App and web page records
----
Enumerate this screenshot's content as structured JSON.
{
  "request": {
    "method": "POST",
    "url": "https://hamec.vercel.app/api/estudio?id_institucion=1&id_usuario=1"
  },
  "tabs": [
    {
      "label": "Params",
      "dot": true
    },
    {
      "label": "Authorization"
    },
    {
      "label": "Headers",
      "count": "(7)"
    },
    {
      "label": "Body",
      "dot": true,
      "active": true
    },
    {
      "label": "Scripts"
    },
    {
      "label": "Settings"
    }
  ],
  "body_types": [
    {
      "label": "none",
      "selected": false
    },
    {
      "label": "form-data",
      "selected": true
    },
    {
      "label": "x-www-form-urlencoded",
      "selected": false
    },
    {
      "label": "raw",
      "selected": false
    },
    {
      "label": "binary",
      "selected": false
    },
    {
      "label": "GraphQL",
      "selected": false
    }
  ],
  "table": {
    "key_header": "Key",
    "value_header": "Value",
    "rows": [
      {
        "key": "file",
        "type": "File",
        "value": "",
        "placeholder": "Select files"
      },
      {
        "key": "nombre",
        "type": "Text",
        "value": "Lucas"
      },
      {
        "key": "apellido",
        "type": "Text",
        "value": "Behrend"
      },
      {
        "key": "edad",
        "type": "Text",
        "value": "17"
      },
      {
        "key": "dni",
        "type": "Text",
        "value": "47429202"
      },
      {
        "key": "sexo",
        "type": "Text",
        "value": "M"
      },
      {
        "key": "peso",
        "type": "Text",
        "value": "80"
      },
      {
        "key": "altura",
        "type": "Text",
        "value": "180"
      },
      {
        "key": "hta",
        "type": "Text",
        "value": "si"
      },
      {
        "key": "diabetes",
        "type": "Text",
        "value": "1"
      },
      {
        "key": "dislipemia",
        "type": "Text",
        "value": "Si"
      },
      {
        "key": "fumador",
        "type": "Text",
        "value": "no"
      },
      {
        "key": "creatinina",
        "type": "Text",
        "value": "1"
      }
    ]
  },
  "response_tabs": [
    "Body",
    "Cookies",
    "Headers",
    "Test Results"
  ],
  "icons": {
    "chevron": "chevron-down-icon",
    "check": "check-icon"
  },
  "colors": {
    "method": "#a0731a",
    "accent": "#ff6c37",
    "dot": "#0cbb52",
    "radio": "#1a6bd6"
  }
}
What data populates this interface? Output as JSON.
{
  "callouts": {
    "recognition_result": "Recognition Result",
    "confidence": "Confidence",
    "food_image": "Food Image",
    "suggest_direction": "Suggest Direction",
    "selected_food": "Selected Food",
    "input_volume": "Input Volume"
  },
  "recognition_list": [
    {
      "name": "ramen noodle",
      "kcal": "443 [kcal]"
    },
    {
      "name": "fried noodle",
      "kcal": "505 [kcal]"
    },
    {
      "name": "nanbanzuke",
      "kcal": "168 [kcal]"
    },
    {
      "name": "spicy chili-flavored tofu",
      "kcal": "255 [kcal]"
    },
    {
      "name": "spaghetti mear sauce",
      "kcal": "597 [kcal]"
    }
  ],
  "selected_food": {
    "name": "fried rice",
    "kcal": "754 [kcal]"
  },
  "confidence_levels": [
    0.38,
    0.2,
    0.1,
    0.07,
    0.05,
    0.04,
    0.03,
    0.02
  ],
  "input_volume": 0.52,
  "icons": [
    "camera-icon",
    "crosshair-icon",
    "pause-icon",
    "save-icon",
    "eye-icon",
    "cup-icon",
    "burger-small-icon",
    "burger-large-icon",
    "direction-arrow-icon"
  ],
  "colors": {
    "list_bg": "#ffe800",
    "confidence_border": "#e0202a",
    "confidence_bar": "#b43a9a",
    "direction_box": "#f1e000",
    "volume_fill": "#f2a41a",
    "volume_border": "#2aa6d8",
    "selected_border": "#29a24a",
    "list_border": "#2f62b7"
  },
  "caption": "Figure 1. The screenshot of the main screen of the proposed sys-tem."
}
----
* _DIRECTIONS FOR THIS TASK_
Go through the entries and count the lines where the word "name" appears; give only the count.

* _SOLUTION TO THE EXERCISE_
6